The marina is used by many groups and has been for decades. The planned developments, however, would fundamentally change the park, making it less of a natural environment. Part of its appeal is that it offers open space for recreation outside. There are parks and pathways for walkers, joggers, bikers and dog owners. There is grass for picnics. And now, the pandemic has helped us remember just how important our open spaces are. Many longtime Berkeley residents have fond memories of time spent there. Its stripped-down character is part of its appeal.
We do not need another Fourth Street at the marina. Congestion is a huge concern for those wary of the development plans. In particular, the addition of a ferry terminal south of the pier could significantly increase vehicle traffic and necessitate more parking. At peak commute hours, multiple ferries could enter the marina within an hour. This will increase congestion and hazard for Bay Area swimmers and kayakers who use rocks near the shuttered Hs Lordships restaurant as an entry and exit point.
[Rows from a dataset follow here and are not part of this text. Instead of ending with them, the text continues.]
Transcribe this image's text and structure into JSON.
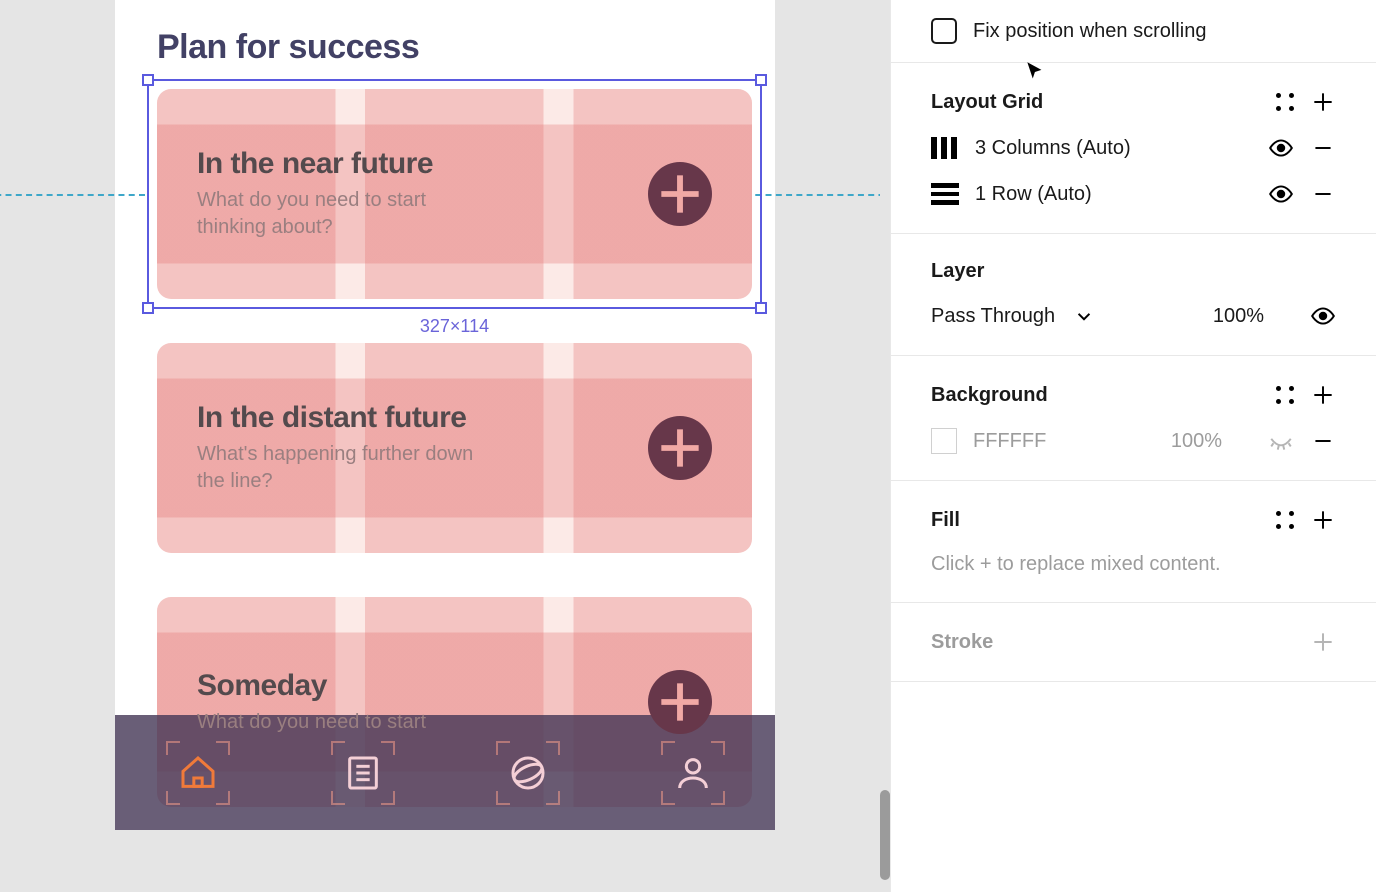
{
  "canvas": {
    "title": "Plan for success",
    "selection_dims": "327×114",
    "cards": [
      {
        "title": "In the near future",
        "sub": "What do you need to start thinking about?"
      },
      {
        "title": "In the distant future",
        "sub": "What's happening further down the line?"
      },
      {
        "title": "Someday",
        "sub": "What do you need to start"
      }
    ],
    "tabs": [
      "home",
      "list",
      "globe",
      "user"
    ]
  },
  "panel": {
    "fix_position": "Fix position when scrolling",
    "layout_grid": {
      "title": "Layout Grid",
      "items": [
        {
          "label": "3 Columns (Auto)",
          "kind": "columns"
        },
        {
          "label": "1 Row (Auto)",
          "kind": "rows"
        }
      ]
    },
    "layer": {
      "title": "Layer",
      "blend": "Pass Through",
      "opacity": "100%"
    },
    "background": {
      "title": "Background",
      "hex": "FFFFFF",
      "opacity": "100%"
    },
    "fill": {
      "title": "Fill",
      "placeholder": "Click + to replace mixed content."
    },
    "stroke": {
      "title": "Stroke"
    }
  }
}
It seems that there was minimal consideration of how these changes will impact the natural environment of the marina and how Berkeley residents already interact with the space. Arreguín believes many Berkeley residents are in favor of the development. It must be acknowledged, however, that the proposed picture of progress has significant drawbacks.
The parks and habitats of the marina are sensitive to an increase in pavement, foot traffic and waste. The current fleet of San Francisco Bay ferries is diesel-powered. They cause less pollution than some modes of transportation, but not enough that the city of Berkeley should be embracing them, especially since the city adopted a climate action plan with a hard stance against greenhouse gas emissions.
The impact of noise pollution on Berkeley Marina wildlife should also be considered. The ferry sounds could disrupt aquatic animals’ abilities to source food, communicate with one another and live comfortably. So far, no plans for clean energy have been outlined for the marina development.
While the appeal of new amenities remains, the Berkeley Marina has a long history and a unique character that needs to be considered. Is commercial retail worth congested parking lots? Are more hotels and restaurants worth smaller green spaces? Is a commuter ferry system worth drowning out the bay wildlife? Not all marina development and revitalization options are bad, but in its current state, the Berkeley Marina project is a gilded proposal at best.
Ellis Kennedy is a materials science and engineering graduate student at UC Berkeley.